Xinja is no longer a neobank.
Despite last minute efforts by a group of the company’s shareholders pushing for the fintech to keep its banking licence, after it was the startup’s most valuable asset, the financial regulator, the Australian Prudential Regulation Authority (APRA) revoked Xinja’s licence as an authorised deposit-taking institution (ADI) on Friday.
The former neobank announced before Christmas that it would shut down its banking service, having never generated income by issuing loans
More than $252 million was returned to almost 38,000 customers over the next month.
The loss of the banking licence was described as “shocking news” by the Xinja Action Group representing around 29% of the investment stake in the venture, which has more than 2,500 shareholders globally, having raised $70 million, including $50 million via crowdfunding in March 2020.
The group had been pushing for Xinja to keep the licence ahead of the company’s emergency general meeting on February 17.
Xinja founder and CEO Eric Wilson had previously contacted shareholders offering of a non-binding vote plans to either wind up the fintech or “if shareholders are willing to support it, the business may be able to reset and rebuild shareholder value” as a wealth platform.
The company has been looking at launching a share trading platform in the US.
A spokesperson for the Xinja action group said they are now weighing up their options following the revocation of the licence.
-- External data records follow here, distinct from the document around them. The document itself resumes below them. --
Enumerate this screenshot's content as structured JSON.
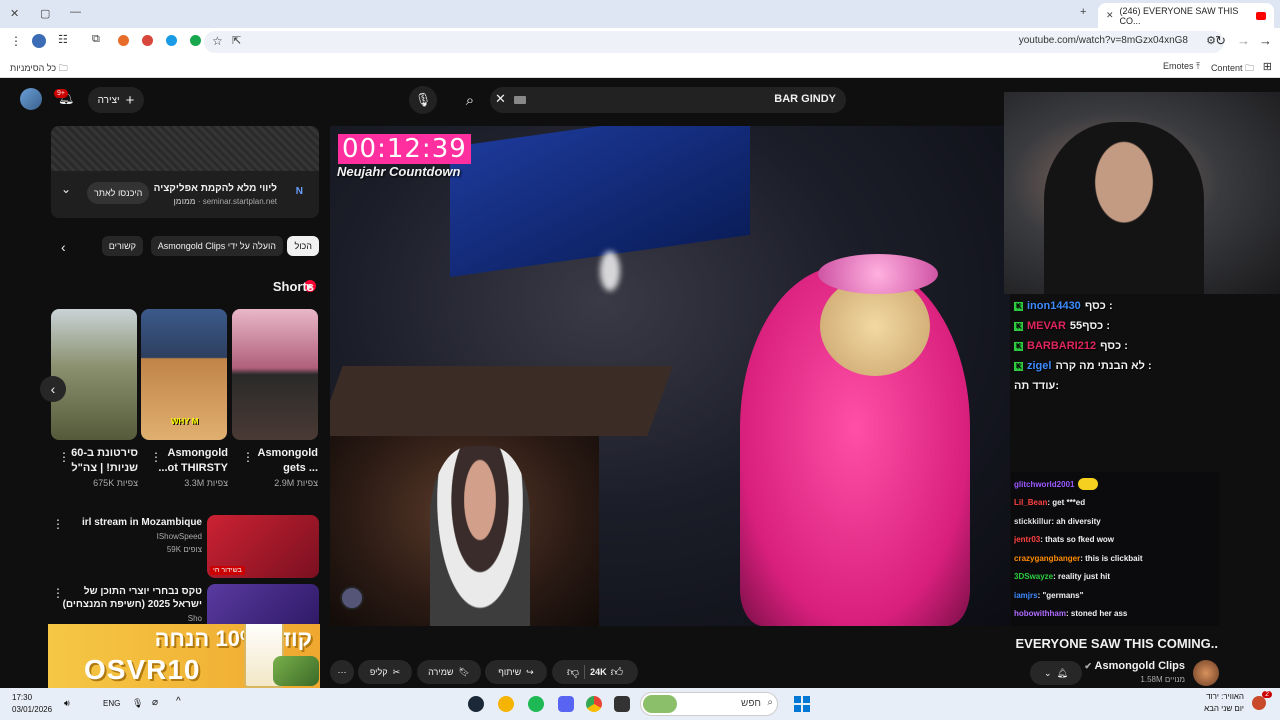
{
  "browser": {
    "tab_title": "(246) EVERYONE SAW THIS CO...",
    "url": "youtube.com/watch?v=8mGzx04xnG8",
    "bookmarks_label": "כל הסימניות",
    "bookmark_emotes": "Emotes",
    "bookmark_content": "Content"
  },
  "yt_header": {
    "search_query": "BAR GINDY",
    "create_label": "יצירה",
    "notif_count": "9+"
  },
  "ad": {
    "title": "ליווי מלא להקמת אפליקציה",
    "domain": "seminar.startplan.net",
    "sponsored": "ממומן",
    "cta": "היכנסו לאתר"
  },
  "chips": [
    "הכול",
    "Asmongold Clips הועלה על ידי",
    "קשורים"
  ],
  "shorts": {
    "title": "Shorts",
    "items": [
      {
        "caption": "Asmongold gets ...",
        "views": "2.9M צפיות"
      },
      {
        "caption": "Asmongold ...ot THIRSTY",
        "views": "3.3M צפיות"
      },
      {
        "caption": "סירטונת ב-60 שניות! | צה\"ל",
        "views": "675K צפיות"
      }
    ]
  },
  "video_rows": [
    {
      "title": "irl stream in Mozambique",
      "channel": "IShowSpeed",
      "views": "59K צופים",
      "live": "בשידור חי"
    },
    {
      "title": "טקס נבחרי יוצרי התוכן של ישראל 2025 (חשיפת המנצחים)",
      "channel": "Sho"
    }
  ],
  "promo": {
    "line1": "קוד ל10% הנחה",
    "code": "OSVR10"
  },
  "player": {
    "timer": "00:12:39",
    "timer_sub": "Neujahr Countdown"
  },
  "chat_overlay": [
    {
      "user": "inon14430",
      "msg": "כסף :",
      "color": "#3d8bff"
    },
    {
      "user": "MEVAR",
      "msg": "כסף55 :",
      "color": "#e0245e"
    },
    {
      "user": "BARBARI212",
      "msg": "כסף :",
      "color": "#e0245e"
    },
    {
      "user": "zigel",
      "msg": "לא הבנתי מה קרה :",
      "color": "#3d8bff"
    },
    {
      "user": "",
      "msg": "עודד תה:",
      "color": "#ffffff"
    }
  ],
  "chat_twitch": [
    {
      "user": "glitchworld2001",
      "msg": "",
      "color": "#9b59ff"
    },
    {
      "user": "Lil_Bean",
      "msg": "get ***ed",
      "color": "#ff4040"
    },
    {
      "user": "stickkillur",
      "msg": "ah diversity",
      "color": "#dddddd"
    },
    {
      "user": "jentr03",
      "msg": "thats so fked wow",
      "color": "#ff4040"
    },
    {
      "user": "crazygangbanger",
      "msg": "this is clickbait",
      "color": "#ff8c00"
    },
    {
      "user": "3DSwayze",
      "msg": "reality just hit",
      "color": "#2ecc40"
    },
    {
      "user": "iamjrs",
      "msg": "\"germans\"",
      "color": "#3d8bff"
    },
    {
      "user": "hobowithham",
      "msg": "stoned her ass",
      "color": "#b06cff"
    }
  ],
  "video": {
    "title": "EVERYONE SAW THIS COMING..",
    "channel": "Asmongold Clips",
    "subs": "1.58M מנויים",
    "likes": "24K",
    "share": "שיתוף",
    "save": "שמירה",
    "clip": "קליפ"
  },
  "taskbar": {
    "time": "17:30",
    "date": "03/01/2026",
    "lang": "ENG",
    "search_placeholder": "חפש",
    "weather1": "האוויר: ירוד",
    "weather2": "יום שני הבא",
    "weather_badge": "2"
  }
}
“We are extremely disappointed that the revocation was prompted by the current management and board of Xinja, without any discussion allowed among the shareholders at our recent Extraordinary General Meeting,” he said.
He said the group will announce its next steps shortly.
Xinja has been contacted for comment. We’ll update this story if we hear back.